| RECORDS SHOWN |
[Start of section]

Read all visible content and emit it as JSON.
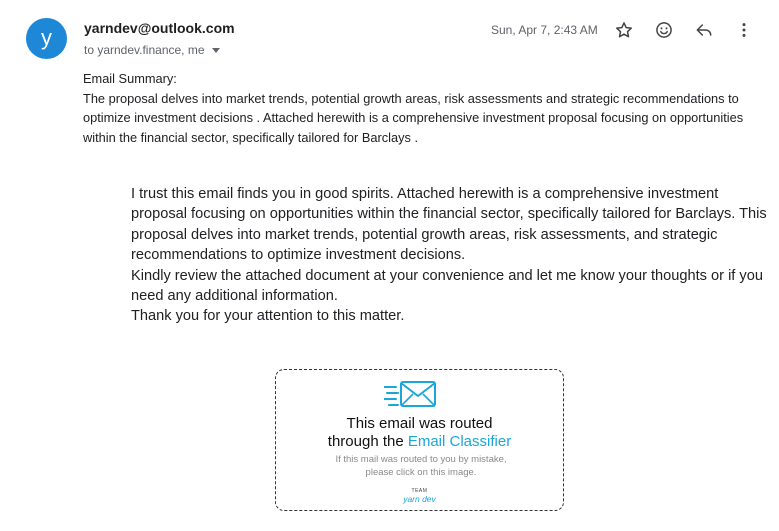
{
  "email": {
    "avatar_letter": "y",
    "sender": "yarndev@outlook.com",
    "recipients": "to yarndev.finance, me",
    "datetime": "Sun, Apr 7, 2:43 AM",
    "actions": {
      "star": "star-icon",
      "react": "emoji-icon",
      "reply": "reply-icon",
      "more": "more-vert-icon"
    }
  },
  "summary": {
    "heading": "Email Summary:",
    "text": " The proposal delves into market trends, potential growth areas, risk assessments and strategic recommendations to optimize investment decisions . Attached herewith is a comprehensive investment proposal focusing on opportunities within the financial sector, specifically tailored for Barclays ."
  },
  "body": {
    "paragraph_1": "I trust this email finds you in good spirits. Attached herewith is a comprehensive investment proposal focusing on opportunities within the financial sector, specifically tailored for Barclays. This proposal delves into market trends, potential growth areas, risk assessments, and strategic recommendations to optimize investment decisions.",
    "paragraph_2": "Kindly review the attached document at your convenience and let me know your thoughts or if you need any additional information.",
    "paragraph_3": "Thank you for your attention to this matter."
  },
  "banner": {
    "title_line1": "This email was routed",
    "title_line2_prefix": "through the ",
    "title_line2_accent": "Email Classifier",
    "subtitle": "If this mail was routed to you by mistake, please click on this image.",
    "team_label": "TEAM",
    "brand": "yarn dev",
    "accent_color": "#1aa7d8"
  },
  "colors": {
    "avatar_bg": "#1e88d6",
    "muted_text": "#5f6368"
  }
}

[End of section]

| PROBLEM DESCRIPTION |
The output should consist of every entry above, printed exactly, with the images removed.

| WRITTEN ANSWER |
Read all visible content and emit it as JSON.
{
  "email": {
    "avatar_letter": "y",
    "sender": "yarndev@outlook.com",
    "recipients": "to yarndev.finance, me",
    "datetime": "Sun, Apr 7, 2:43 AM",
    "actions": {
      "star": "star-icon",
      "react": "emoji-icon",
      "reply": "reply-icon",
      "more": "more-vert-icon"
    }
  },
  "summary": {
    "heading": "Email Summary:",
    "text": " The proposal delves into market trends, potential growth areas, risk assessments and strategic recommendations to optimize investment decisions . Attached herewith is a comprehensive investment proposal focusing on opportunities within the financial sector, specifically tailored for Barclays ."
  },
  "body": {
    "paragraph_1": "I trust this email finds you in good spirits. Attached herewith is a comprehensive investment proposal focusing on opportunities within the financial sector, specifically tailored for Barclays. This proposal delves into market trends, potential growth areas, risk assessments, and strategic recommendations to optimize investment decisions.",
    "paragraph_2": "Kindly review the attached document at your convenience and let me know your thoughts or if you need any additional information.",
    "paragraph_3": "Thank you for your attention to this matter."
  },
  "banner": {
    "title_line1": "This email was routed",
    "title_line2_prefix": "through the ",
    "title_line2_accent": "Email Classifier",
    "subtitle": "If this mail was routed to you by mistake, please click on this image.",
    "team_label": "TEAM",
    "brand": "yarn dev",
    "accent_color": "#1aa7d8"
  },
  "colors": {
    "avatar_bg": "#1e88d6",
    "muted_text": "#5f6368"
  }
}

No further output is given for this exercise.